FOR many people around the world this year, the weather has become anything but a topic for small talk.
Typhoon Haiyan in the Philippines, in the US a record- breaking freeze and year-long drought in California, and flooding in Europe have put the long-term dangers of climate change back on the political agenda. In response, UN Secretary General Ban Ki-moon has sent an urgent letter to government, business, civil society, and finance leaders, urging them to attend a special climate summit in New York in September.
The event will be the first time world leaders have met to discuss global warming since the UN’s fateful Copenhagen climate change summit in 2009. Amid high expectations and subsequent recriminations that meeting failed to achieve a comprehensive, legally binding agreement to reduce greenhouse gas emissions.
So, at September’s summit, leaders will be asked to reboot the diplomatic process. The goal is a new agreement in 2015 to prevent average global temperatures from rising by two degrees celsius, the level that the international community has deemed dangerous to human society.
At first sight, that looks like a hard task. Since Copenhagen, climate change has slipped down the global agenda, as the restoration of economic growth, voter concern about jobs and living standards, and violent conflict in key trouble spots have taken precedence.
However, the tide may be turning. More people are grasping the true extent of the dangers ahead. In its latest authoritative assessment, the Intergovernmental Panel on Climate Change concluded last year that scientists are now 95% certain that human activities are the principal cause of rising temperatures. Over the next two months, the IPCC will release further reports detailing the human and economic impacts of probable climate change and the costs and benefits of combating it.

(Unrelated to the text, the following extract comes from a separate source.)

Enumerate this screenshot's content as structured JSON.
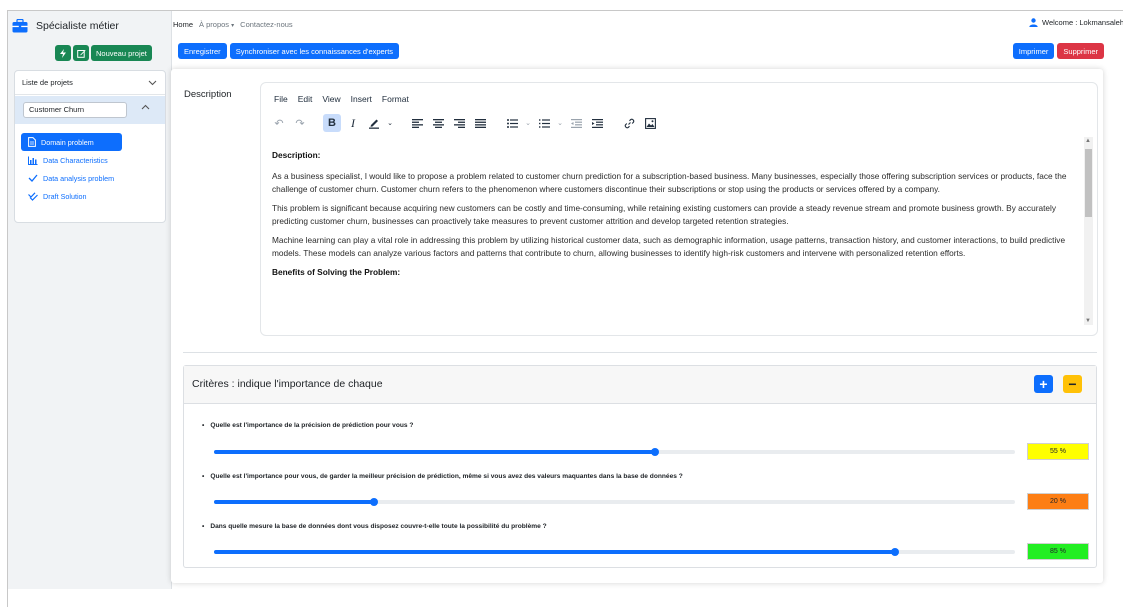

US Secretary of State John Kerry recently described climate change as “perhaps the world’s most fearsome weapon of mass destruction”, warning of “a tipping point of no return”. Few serious commentators now dispute the science.
So the key question now is how the world’s leaders will respond. There are grounds for optimism.
First, New York will not be like Copenhagen. Leaders are not being asked to negotiate a new agreement themselves; that job will remain with their professional negotiators and environment ministers.
Moreover, the process will not be concluded this year but at the UN climate conference in Paris in December 2015. That provides plenty of time to translate political commitments made in New York into a legally binding accord.
Second, the world’s two largest greenhouse-gas emitters, the US and China, are more committed to action than they were five years ago. US president Barack Obama has announced a plan authorising the Environment Protection Agency to take dramatic measures in the next few months to limit power-station emissions, virtually ending coal-fired electricity altogether.
In China, worsening air pollution and growing concerns about energy security have led the government to consider a cap on coal use and an absolute reduction in emissions within the next 10 to 15 years.
Further, the two countries are actively co-operating. Last year Obama and Chinese president Xi Jinping committed to phase out hydrofluorcarbons, a potent greenhouse gas. In February, they announced their intention to work together on climate policy — a marked contrast to Sino-US tensions over Pacific security and trade issues. With the EU also preparing to commit to new 2030 climate targets, hopes for a global deal are rising.
A third cause for optimism is the reappraisal of climate-change economics. Five years ago, policies aimed at cutting greenhouse-gas emissions were seen as a cost burden on the economy. Negotiations were therefore a zero-sum game, with countries seeking to minimise their obligations while asking others to do more.
However, new evidence may be altering the economic calculus. According to research conducted by the Global Commission on the Economy and Climate, far from hurting the economy, well-designed climate policy may actually boost growth.
Chaired by former Mexican president Felipe Calderón and comprising former prime ministers, presidents, and finance ministers, the Commission is analysing how investments in clean-energy infrastructure, agricultural productivity, and urban transport could stimulate sluggish economies.
Its conclusions will be presented at September’s summit; if accepted, the Commission’s work could mark a turning point.
None of this guarantees success. Powerful vested interests, not least the world’s fossil fuel industries, will no doubt seek to limit progress, and most governments are not yet focused on the problem. But one thing is sure: Ihe reality of climate change is making it impossible to ignore.